Sign up to receive email updates
Doyle Responds to New Report on Autism
Washington, DC – March 29, 2012 – Today Congressman Mike Doyle (D-Pennsylvania) reacted strongly to a new government report that concluded that the prevalence of autism in children is much higher than previously thought.
“The CDC’s report is shocking and unexpected,” Congressman Doyle said today, “but this new estimate that one in every 88 children in the United States has been diagnosed with an autism spectrum disorder confirms what a serious issue action is and re-emphasizes the urgent need for more federal action on research, diagnosis, early intervention, and treatment dealing with autism.”
This report by the U.S. Centers for Disease Control concluded that as of 2008, the prevalence of autism spectrum disorders was 11.3 per 1,000 children aged 8 at that time (or one in 88). This estimate is 23 percent higher than the previous estimate of 9 per 1,000 (or one in 110) children in 2006 – and 78 percent higher than the CDC’s estimate of 6.4 per 1,000 (one in 150) children made in 2002.
“The CDC doesn’t know how much of the increase is due to better diagnosis and heightened awareness and how much is due to an actual increase in the prevalence of ASDs,” Congressman Doyle observed. “But what it does tell us is that much more needs to be done to understand the causes of autism spectrum disorders and to provide the proper assistance to individuals with autism.”
“Last fall, Congress passed legislation reauthorizing the primary federal programs addressing autism spectrum disorders – the Combating Autism Reauthorization Act,” Congressman Doyle added. “This was essential in order to prevent these important programs from expiring in September 2011, but it was far from all that the federal government needs to do.

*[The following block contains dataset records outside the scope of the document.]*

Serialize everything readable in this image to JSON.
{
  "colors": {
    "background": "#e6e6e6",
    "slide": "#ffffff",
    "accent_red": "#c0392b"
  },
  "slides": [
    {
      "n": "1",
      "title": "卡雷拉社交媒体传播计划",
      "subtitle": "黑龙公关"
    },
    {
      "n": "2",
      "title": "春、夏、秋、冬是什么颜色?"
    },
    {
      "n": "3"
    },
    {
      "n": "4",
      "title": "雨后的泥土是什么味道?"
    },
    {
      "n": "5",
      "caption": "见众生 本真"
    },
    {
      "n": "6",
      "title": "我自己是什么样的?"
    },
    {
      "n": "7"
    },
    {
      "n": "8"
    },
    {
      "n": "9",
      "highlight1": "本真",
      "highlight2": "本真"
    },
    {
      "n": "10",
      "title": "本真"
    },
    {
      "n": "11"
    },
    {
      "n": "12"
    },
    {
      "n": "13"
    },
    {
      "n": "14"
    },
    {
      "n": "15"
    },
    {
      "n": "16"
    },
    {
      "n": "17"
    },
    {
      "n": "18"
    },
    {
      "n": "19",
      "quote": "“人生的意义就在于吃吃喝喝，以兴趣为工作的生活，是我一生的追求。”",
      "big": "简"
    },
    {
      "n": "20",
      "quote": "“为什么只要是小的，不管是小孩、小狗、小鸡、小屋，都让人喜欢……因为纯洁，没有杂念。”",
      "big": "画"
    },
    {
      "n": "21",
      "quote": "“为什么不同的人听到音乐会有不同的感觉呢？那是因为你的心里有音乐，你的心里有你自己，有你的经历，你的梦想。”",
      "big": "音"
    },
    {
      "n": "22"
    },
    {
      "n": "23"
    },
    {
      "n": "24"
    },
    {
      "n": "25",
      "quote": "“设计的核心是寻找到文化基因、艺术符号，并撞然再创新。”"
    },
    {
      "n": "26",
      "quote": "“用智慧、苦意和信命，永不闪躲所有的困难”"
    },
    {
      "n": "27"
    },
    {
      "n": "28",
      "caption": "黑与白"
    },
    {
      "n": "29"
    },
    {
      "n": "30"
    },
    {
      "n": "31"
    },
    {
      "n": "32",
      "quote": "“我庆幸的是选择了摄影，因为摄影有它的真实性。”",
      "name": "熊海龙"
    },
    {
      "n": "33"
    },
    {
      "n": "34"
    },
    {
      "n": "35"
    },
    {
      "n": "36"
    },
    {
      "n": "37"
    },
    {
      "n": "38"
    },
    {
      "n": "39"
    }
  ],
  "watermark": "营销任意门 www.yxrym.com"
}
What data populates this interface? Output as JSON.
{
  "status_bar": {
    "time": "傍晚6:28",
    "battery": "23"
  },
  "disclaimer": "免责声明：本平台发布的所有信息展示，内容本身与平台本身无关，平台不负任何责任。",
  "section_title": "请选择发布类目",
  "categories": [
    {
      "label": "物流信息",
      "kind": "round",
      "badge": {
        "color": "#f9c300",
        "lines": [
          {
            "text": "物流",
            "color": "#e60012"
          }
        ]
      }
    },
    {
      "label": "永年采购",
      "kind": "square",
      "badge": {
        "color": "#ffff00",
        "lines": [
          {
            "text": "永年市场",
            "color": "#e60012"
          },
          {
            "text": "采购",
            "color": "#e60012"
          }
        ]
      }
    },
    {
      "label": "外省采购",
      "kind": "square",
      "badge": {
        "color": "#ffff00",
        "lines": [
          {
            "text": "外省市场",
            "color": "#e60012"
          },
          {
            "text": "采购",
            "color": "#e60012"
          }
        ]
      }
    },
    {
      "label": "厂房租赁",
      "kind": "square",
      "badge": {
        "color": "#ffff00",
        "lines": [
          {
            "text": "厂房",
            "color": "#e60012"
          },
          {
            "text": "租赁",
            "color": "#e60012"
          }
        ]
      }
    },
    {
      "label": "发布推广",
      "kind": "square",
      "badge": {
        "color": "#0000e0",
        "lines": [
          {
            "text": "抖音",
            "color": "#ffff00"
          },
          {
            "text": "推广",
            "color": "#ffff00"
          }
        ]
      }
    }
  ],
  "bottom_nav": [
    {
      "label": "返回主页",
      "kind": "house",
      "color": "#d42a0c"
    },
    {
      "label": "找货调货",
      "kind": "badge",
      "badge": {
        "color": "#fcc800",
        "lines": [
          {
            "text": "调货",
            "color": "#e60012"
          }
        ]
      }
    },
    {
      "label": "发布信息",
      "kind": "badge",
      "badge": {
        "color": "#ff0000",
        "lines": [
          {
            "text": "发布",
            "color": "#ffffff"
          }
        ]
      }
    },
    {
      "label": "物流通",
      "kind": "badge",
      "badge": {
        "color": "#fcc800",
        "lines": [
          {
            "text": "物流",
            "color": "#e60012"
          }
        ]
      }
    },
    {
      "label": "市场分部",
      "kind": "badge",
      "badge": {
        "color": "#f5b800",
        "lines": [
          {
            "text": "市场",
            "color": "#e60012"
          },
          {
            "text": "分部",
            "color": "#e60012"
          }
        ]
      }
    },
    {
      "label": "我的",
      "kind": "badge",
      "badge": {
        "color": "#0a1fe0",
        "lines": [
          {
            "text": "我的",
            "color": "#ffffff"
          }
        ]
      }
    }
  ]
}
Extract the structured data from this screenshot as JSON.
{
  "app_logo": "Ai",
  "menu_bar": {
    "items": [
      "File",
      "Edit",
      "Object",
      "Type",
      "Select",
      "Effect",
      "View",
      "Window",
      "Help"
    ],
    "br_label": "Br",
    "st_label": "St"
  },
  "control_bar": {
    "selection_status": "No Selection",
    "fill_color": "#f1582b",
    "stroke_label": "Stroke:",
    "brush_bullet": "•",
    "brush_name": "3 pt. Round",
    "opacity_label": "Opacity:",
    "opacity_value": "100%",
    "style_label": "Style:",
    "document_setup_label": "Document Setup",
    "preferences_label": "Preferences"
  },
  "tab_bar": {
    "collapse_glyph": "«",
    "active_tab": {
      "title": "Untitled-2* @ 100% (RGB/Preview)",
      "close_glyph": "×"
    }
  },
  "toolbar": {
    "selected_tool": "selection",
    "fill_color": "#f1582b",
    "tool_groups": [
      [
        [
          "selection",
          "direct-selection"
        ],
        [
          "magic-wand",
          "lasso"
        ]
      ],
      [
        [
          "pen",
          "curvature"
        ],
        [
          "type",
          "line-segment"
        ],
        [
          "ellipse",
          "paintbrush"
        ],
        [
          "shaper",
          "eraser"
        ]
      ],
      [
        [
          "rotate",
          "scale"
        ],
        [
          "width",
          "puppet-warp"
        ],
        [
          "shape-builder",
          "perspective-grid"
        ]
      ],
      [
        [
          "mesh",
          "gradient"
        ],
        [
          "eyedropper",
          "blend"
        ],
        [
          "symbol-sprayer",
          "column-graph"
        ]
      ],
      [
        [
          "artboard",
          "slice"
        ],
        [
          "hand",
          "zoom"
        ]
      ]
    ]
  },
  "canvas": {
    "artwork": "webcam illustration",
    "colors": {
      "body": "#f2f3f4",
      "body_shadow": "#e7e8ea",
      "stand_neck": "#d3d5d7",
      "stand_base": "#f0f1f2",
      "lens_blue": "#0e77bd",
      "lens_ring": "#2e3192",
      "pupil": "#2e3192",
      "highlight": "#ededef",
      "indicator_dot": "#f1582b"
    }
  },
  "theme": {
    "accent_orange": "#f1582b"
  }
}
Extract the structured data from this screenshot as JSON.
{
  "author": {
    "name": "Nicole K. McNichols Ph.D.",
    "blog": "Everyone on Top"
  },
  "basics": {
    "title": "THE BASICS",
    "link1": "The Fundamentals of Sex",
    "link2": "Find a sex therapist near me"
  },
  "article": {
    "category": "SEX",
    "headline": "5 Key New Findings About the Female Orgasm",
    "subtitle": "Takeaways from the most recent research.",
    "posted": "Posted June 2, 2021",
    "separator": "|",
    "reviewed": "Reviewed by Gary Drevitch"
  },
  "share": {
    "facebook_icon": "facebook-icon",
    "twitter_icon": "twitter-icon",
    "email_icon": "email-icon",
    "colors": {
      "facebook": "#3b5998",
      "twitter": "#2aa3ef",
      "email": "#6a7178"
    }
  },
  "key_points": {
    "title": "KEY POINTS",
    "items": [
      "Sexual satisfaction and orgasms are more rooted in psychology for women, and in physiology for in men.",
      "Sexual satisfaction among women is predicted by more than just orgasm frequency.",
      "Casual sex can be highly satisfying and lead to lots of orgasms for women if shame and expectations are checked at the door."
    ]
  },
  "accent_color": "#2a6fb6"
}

“At this point, the federal government needs to undertake more research on the causes and proper treatments for autism spectrum disorders. We need to ensure that individuals with ASDs are diagnosed as early as possible so that they can get the proper treatment as soon as possible – because we know that early intervention for young children works. We also need to fund treatment assistance for individuals with autism spectrum disorders – either through federal funding or private insurance coverage. And, finally, we need to ensure that enough health care providers across the country have been trained to diagnose and treat autism spectrum disorders.”
“The Congressional Coalition on Autism Research and Education is working to enact legislation to provide more services to individuals with autism spectrum disorders – especially adults.”
H.R. 2007, “The Autism Spectrum Disorders Services Act,” would broaden the existing Interagency Autism Coordinating Committee by expanding public representation and by making services to individuals with autism a major focus. It would also establish a planning and demonstration grant program for services to children, transitioning youth, adults, and individuals of any age who may be at risk of injury, authorize grants for protection and advocacy systems, and create a national training initiative to better equip teachers and autism services providers.
The Combating Autism Reauthorization Act (Public Law 112-32), which Congressman Doyle co-authored with Congressman Chris Smith (NJ-04), renews the nation’s programs for autism early detection, surveillance, research, education, awareness and treatment.
Representatives Smith and Doyle are co-chairs of the bipartisan Congressional Coalition on Autism Research and Education (CARE). CARE has consistently worked to increase federal support for autism initiatives, including autism programs at the Centers for Disease Control and Prevention (CDC), the National Institutes of Health and the Health Resources and Services Administration.